Entries provided:
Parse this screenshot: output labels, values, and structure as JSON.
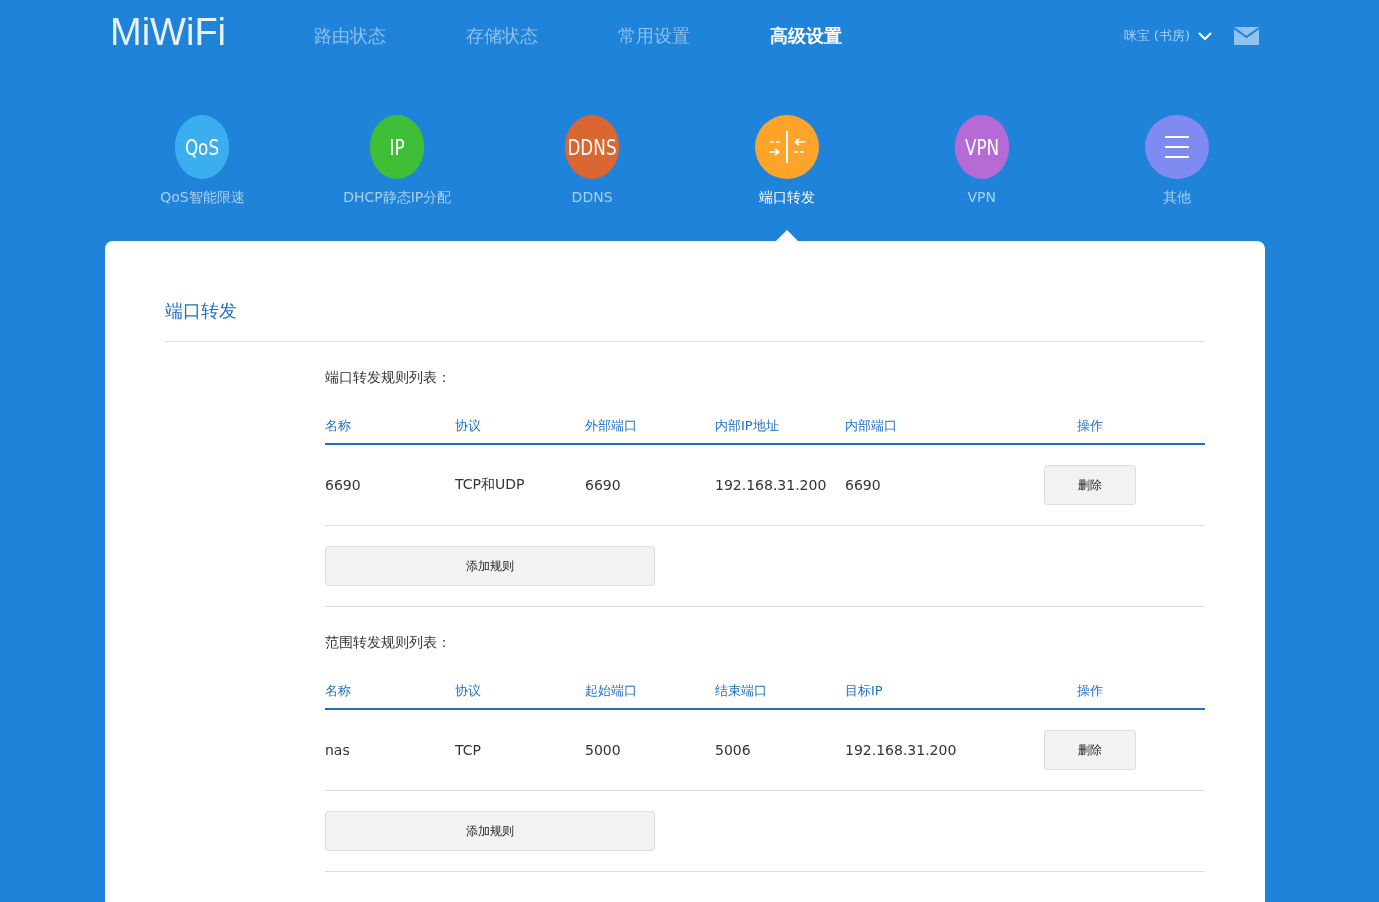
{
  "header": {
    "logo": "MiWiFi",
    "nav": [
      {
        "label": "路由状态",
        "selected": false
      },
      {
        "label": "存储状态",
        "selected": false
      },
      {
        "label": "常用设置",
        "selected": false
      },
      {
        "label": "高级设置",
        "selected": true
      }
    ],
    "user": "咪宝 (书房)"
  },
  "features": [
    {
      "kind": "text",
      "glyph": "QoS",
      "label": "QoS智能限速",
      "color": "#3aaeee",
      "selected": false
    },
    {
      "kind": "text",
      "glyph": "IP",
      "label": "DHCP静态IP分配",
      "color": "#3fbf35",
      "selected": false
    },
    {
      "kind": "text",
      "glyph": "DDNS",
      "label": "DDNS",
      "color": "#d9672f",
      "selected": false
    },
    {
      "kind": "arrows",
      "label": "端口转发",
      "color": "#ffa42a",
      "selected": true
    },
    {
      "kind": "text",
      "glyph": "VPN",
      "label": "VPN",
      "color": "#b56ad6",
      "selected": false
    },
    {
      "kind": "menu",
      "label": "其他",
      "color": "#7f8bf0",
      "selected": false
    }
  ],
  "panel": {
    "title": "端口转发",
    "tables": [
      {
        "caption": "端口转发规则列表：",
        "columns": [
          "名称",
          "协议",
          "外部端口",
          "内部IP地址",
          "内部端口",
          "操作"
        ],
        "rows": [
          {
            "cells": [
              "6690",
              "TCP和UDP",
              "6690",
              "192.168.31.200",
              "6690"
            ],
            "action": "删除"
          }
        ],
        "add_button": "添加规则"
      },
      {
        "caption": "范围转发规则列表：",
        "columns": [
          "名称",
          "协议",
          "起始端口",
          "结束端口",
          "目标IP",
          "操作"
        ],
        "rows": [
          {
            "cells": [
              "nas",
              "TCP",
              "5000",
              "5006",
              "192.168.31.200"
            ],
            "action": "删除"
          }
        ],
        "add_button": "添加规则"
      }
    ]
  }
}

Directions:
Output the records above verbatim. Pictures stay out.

Output for this exercise:
Parse this screenshot: output labels, values, and structure as JSON.
{
  "header": {
    "logo": "MiWiFi",
    "nav": [
      {
        "label": "路由状态",
        "selected": false
      },
      {
        "label": "存储状态",
        "selected": false
      },
      {
        "label": "常用设置",
        "selected": false
      },
      {
        "label": "高级设置",
        "selected": true
      }
    ],
    "user": "咪宝 (书房)"
  },
  "features": [
    {
      "kind": "text",
      "glyph": "QoS",
      "label": "QoS智能限速",
      "color": "#3aaeee",
      "selected": false
    },
    {
      "kind": "text",
      "glyph": "IP",
      "label": "DHCP静态IP分配",
      "color": "#3fbf35",
      "selected": false
    },
    {
      "kind": "text",
      "glyph": "DDNS",
      "label": "DDNS",
      "color": "#d9672f",
      "selected": false
    },
    {
      "kind": "arrows",
      "label": "端口转发",
      "color": "#ffa42a",
      "selected": true
    },
    {
      "kind": "text",
      "glyph": "VPN",
      "label": "VPN",
      "color": "#b56ad6",
      "selected": false
    },
    {
      "kind": "menu",
      "label": "其他",
      "color": "#7f8bf0",
      "selected": false
    }
  ],
  "panel": {
    "title": "端口转发",
    "tables": [
      {
        "caption": "端口转发规则列表：",
        "columns": [
          "名称",
          "协议",
          "外部端口",
          "内部IP地址",
          "内部端口",
          "操作"
        ],
        "rows": [
          {
            "cells": [
              "6690",
              "TCP和UDP",
              "6690",
              "192.168.31.200",
              "6690"
            ],
            "action": "删除"
          }
        ],
        "add_button": "添加规则"
      },
      {
        "caption": "范围转发规则列表：",
        "columns": [
          "名称",
          "协议",
          "起始端口",
          "结束端口",
          "目标IP",
          "操作"
        ],
        "rows": [
          {
            "cells": [
              "nas",
              "TCP",
              "5000",
              "5006",
              "192.168.31.200"
            ],
            "action": "删除"
          }
        ],
        "add_button": "添加规则"
      }
    ]
  }
}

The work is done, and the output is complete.